Soon, I hope to introduce you to Karnie, the protagonist in A Cut Above, who works in her family’s butcher shop. In the meantime, happy reading. And happy writing!

Happy Book Birthday!

My mystery, THE BODY IN THE BEAUTY PARLOR, is officially out today! Jazzi, Ansel, and Jerod can start work on the huge, red brick Georgian-style house they’re going to flip. It’s in good shape, just needs updated. A quick project,. That is, if Jazzi can spend more time helping gut the kitchen and bathrooms, paint and sand floors. Or will she be too busy solving murders? The new hairdresser her mom and sister hired is found dead in Olivia’s shampoo chair with her scissors jammed in her chest. And Jazzi’s ex-fiancée, Chad, goes from having a missing wife to having a dead one. Everyone knows they’d been arguing before she disappeared, but Chad swears he didn’t kill her. Once again, Gaff invites Jazzi along to sift through clues with him. It’s going to be a busy spring!

J.D. Robb

I’m a Libran, so I’ve been told I seek balance in my life. I’ve also been told I like harmony, but not too much of it, that I’ll play devil’s advocate if I get too bored. I don’t know that I agree with that, but I do know I crave variety, and I like balance in the types of books I read. If you look at the ones I’ve recommended on BookBub or Goodreads, you’ll notice I bounce between cozies and suspense with something new tossed in here and there. I recently finished two light cozies back to back, so now I’m in the mood for something grittier, a bit darker. And this time, I turned to J.D. Robb and JUDGMENT IN DEATH. I’m halfway through it, and it keeps surprising me.

I’m amazed that a writer of bestselling romances doesn’t shy away from harsh reality and violence when she turns to mysteries. And her Death series contains elements I don’t find often in other authors’ works. Eve Dallas is a kickass female detective…and yes, that’s been done before. She has issues with commitment and romance. Not a complete novelty. Lots of detectives and P.I.s who walk the mean streets are loners. She openly admits it and has a hard time opening herself up to Roarke, her romantic interest eventually turned husband. Their relationship; however, is anything but ordinary. She likes to do things her own way, but then, so does he. He’s rich as sin and not above bending the law. I can’t remember two people who are as openly combative, while in love, as these two. In this book, their love scene feels a lot like combat to determine dominance. But it works for them:)

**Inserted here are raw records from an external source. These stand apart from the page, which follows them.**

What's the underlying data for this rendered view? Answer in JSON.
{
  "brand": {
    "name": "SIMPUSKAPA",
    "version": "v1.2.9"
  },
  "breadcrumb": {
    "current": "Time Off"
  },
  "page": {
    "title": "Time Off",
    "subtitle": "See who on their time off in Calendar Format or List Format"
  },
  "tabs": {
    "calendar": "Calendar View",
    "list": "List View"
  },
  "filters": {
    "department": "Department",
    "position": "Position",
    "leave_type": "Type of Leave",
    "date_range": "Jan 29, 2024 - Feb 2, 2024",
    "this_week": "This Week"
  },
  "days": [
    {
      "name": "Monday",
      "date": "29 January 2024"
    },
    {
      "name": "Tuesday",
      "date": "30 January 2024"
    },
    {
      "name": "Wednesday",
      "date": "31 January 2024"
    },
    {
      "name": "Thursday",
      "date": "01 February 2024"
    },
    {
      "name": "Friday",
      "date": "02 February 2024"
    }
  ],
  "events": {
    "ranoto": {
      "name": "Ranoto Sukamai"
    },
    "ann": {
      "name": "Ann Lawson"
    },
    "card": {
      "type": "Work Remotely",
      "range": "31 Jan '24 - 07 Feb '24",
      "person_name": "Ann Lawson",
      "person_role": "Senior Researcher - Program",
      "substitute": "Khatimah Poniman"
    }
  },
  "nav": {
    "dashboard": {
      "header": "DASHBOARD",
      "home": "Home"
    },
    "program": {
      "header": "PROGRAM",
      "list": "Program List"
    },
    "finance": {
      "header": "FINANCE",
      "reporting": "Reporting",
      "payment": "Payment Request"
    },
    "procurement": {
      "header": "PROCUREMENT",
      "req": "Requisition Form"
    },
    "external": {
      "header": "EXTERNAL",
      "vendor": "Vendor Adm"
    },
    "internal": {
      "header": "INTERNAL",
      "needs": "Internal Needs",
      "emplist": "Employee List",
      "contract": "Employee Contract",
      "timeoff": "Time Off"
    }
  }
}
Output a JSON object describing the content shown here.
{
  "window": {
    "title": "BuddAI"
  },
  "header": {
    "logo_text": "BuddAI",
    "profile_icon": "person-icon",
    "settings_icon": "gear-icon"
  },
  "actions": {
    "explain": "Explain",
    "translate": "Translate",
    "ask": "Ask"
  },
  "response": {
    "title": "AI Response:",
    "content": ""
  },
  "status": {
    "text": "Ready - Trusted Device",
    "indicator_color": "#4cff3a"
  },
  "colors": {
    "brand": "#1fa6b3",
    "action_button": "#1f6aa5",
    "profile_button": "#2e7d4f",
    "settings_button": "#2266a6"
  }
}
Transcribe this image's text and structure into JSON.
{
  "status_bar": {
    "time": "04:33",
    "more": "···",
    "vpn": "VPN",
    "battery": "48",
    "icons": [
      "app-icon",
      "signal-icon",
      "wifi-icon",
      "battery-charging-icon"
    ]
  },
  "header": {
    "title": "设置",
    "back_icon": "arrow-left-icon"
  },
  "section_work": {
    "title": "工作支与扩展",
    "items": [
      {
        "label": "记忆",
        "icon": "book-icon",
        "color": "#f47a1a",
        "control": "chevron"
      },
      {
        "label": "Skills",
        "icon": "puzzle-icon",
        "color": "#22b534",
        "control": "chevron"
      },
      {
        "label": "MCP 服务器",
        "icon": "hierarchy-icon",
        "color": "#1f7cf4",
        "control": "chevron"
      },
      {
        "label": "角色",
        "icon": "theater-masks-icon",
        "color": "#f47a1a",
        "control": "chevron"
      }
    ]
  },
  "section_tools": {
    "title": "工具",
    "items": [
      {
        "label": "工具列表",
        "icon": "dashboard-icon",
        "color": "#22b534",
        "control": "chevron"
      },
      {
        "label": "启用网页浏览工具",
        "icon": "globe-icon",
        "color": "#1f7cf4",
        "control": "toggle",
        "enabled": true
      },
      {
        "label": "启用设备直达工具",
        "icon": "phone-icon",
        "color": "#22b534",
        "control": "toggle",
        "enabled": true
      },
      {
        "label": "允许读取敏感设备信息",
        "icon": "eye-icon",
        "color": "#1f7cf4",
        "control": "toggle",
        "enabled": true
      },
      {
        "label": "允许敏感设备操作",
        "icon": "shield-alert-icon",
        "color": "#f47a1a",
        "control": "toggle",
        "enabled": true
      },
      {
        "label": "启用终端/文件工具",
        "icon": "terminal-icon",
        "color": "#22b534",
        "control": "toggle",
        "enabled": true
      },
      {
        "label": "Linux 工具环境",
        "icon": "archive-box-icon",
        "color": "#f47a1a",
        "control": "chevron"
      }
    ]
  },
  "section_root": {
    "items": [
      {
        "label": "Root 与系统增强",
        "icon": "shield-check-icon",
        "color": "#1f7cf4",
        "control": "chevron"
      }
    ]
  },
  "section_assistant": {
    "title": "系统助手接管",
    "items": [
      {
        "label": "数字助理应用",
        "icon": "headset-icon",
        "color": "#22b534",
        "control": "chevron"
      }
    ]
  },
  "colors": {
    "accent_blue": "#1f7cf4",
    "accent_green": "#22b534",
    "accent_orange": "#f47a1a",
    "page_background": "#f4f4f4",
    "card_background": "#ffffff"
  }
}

The people Eve works with in her department are well drawn and interesting. Her commander is clever and shrewd. Their dialogue comes off tough and professional. They want to get the job done. The villains are ugly and nasty, the murders violent and unusual. Each cop on her team serves a purpose, is better than usual at a particular skill. I enjoy the interrogation scenes when Eve drills a criminal. They’re hard and staccato, trying to pry information out of a person who doesn’t intend to part with it. Another favorite is when she talks to Mira, the police psychologist. Mira’s insights on the villain–what drives him, what his next move might be–are fascinating. And then there’s Roarke. He loves Eve and always does his best to protect her, even when she resents his help. But he’s equally as stubborn. The pace never slows down. Or, I should say, rarely does. Occasionally, Eve’s friend Mavis appears to add a bit of humor when it’s desperately needed.

The stories take place in a not too far off future where people can travel between planets and drive air transports back and forth to their jobs. But the murders are weighted by human behavior, and that doesn’t change much over time. So solving murder takes plain, old hard work and lots of investigating. Eve faces each obstacle head-on and answers questions with sometimes brutal honesty. She’s an interesting protagonist in a complex relationship and a dangerous job. This series is the perfect counterbalance to reading too many cozies in a row. I’m enjoying it for now. Hopefully, I’ll finish the book by the end of this month–which is only two days away.

Have a nice finish to February, and then…happy March!